Cortney Davis is the author of five poetry collections, including Details of Flesh (Calyx Books) and Leopold's Maneuvers (Univ. of Nebraska Press) winner of the Prairie Schooner Poetry Prize.Her non-fiction publications include I Knew a Woman: The Experience of the Female Body (Random House), winner of the Center for the Book Non-Fiction Award, and The Heart's Truth: Essays on the Art of Nursing (Kent State Univ. Press), winner of an Independent Publisher's Silver Medal. Recipient of an NEA Poetry Fellowship and three Connecticut Commission on the Arts Poetry Grants, Cortney is the poetry editor of the journal Alimentum: the Literature of Food.
Sleep my child, sleep.
Go to sleep, sleep.
Let sweet dreams come to you.
I've brought nurses for you,
the wind, the sun, and the eagle.
-Pyotr Ilyich Tchaikovsky

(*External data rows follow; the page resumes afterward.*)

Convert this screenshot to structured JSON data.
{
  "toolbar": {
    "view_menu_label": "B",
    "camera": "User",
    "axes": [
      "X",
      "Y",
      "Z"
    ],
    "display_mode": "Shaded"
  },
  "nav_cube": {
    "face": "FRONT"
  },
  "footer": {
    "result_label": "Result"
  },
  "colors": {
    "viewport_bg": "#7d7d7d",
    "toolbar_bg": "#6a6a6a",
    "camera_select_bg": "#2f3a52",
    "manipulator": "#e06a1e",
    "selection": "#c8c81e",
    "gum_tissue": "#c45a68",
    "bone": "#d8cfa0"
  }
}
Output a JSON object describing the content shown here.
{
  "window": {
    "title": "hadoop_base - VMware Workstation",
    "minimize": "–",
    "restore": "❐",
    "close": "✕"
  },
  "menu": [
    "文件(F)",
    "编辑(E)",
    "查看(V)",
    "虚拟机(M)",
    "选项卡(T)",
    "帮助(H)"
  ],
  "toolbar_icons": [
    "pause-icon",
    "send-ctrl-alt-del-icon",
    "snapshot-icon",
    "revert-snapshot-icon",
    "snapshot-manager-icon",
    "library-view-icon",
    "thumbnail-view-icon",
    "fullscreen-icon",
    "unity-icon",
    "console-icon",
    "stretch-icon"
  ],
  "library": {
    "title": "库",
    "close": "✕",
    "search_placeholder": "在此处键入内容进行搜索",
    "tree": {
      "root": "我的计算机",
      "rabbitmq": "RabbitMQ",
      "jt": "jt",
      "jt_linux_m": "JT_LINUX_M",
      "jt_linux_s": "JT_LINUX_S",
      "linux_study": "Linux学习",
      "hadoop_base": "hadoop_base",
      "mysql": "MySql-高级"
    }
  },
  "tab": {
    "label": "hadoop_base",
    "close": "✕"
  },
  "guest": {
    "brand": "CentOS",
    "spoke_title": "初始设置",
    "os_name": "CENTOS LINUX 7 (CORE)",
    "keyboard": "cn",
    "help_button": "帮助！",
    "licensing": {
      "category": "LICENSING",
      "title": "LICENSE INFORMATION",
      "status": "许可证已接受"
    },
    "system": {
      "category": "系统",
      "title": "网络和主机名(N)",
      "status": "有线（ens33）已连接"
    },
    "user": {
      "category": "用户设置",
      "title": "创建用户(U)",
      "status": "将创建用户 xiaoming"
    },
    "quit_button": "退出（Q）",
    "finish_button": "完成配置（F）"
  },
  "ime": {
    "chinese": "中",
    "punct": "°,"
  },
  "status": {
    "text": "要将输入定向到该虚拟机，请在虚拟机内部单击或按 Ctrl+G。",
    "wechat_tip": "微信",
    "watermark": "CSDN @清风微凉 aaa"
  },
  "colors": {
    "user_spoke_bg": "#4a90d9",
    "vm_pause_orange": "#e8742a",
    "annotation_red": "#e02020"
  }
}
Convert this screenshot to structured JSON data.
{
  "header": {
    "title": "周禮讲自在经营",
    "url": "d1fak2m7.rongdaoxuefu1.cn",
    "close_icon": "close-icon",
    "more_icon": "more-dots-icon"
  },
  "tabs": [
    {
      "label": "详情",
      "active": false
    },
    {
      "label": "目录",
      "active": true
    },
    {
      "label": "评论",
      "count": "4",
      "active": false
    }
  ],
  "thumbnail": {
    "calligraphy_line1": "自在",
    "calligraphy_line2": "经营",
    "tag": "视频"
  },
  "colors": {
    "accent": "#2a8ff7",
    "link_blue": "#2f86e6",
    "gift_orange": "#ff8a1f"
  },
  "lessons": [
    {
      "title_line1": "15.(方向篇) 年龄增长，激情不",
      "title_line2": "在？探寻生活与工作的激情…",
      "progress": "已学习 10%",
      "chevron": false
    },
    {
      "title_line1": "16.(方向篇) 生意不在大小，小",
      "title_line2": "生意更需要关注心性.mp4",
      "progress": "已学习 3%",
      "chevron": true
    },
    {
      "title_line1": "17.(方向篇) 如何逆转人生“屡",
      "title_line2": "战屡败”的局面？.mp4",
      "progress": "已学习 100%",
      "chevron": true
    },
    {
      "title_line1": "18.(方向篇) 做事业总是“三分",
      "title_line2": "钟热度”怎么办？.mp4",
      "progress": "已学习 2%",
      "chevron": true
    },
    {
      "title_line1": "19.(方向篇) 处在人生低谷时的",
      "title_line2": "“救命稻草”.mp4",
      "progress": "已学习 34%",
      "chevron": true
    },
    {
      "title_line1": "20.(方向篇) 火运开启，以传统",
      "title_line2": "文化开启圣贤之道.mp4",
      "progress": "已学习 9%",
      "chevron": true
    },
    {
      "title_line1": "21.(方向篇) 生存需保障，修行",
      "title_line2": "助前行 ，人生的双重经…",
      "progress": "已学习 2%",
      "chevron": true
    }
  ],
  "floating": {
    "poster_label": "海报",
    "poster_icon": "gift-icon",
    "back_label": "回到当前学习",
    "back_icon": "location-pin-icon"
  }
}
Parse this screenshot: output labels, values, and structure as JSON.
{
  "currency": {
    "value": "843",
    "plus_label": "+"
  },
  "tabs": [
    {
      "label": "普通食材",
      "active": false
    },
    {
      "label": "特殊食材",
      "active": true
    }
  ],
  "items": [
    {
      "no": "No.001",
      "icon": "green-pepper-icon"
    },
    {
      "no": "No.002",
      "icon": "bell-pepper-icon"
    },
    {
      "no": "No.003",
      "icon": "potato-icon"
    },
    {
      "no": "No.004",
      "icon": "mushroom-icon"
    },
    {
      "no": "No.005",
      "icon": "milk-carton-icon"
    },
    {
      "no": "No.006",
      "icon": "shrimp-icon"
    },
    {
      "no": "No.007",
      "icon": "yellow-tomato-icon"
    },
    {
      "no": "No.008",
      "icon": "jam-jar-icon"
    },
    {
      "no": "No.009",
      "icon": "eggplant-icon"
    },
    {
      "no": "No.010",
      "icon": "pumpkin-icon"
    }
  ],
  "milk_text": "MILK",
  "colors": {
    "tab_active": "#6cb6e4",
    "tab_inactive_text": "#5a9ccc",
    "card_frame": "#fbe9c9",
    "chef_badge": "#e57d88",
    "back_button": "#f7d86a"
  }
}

The wind blows open the door at the end of the hallway. It is night, quite warm, and the
trees circle. Mother plays a prominent part-she takes the form of three cats. One is
hungry, waiting for breakfast. One is curled in a chair with kittens. The last is
sleeping. Then strangers ring the doorbell. I am sure they have come to shoot me.
Choosing life over death, I enter a field of sleeping lions. Their heads are massive as
buffalo. Their teeth are ivory, their hair fragrant with mats and brambles. They barely
rouse, yet they sing to me. I know them to be the great healers. Their yellow fires are
like small suns.
I fall in love with a flaxen haired boy, feathers sprouting from his elbows. We kiss and
become one sleek arrow flying over telephone wires that connect the houses in
Pittsburgh. Mother looks up. She sees that I am light, and lovely as a bird. Then
everything quiets, and the boy releases me. When the men take aim, I rise into the wind
that calls me.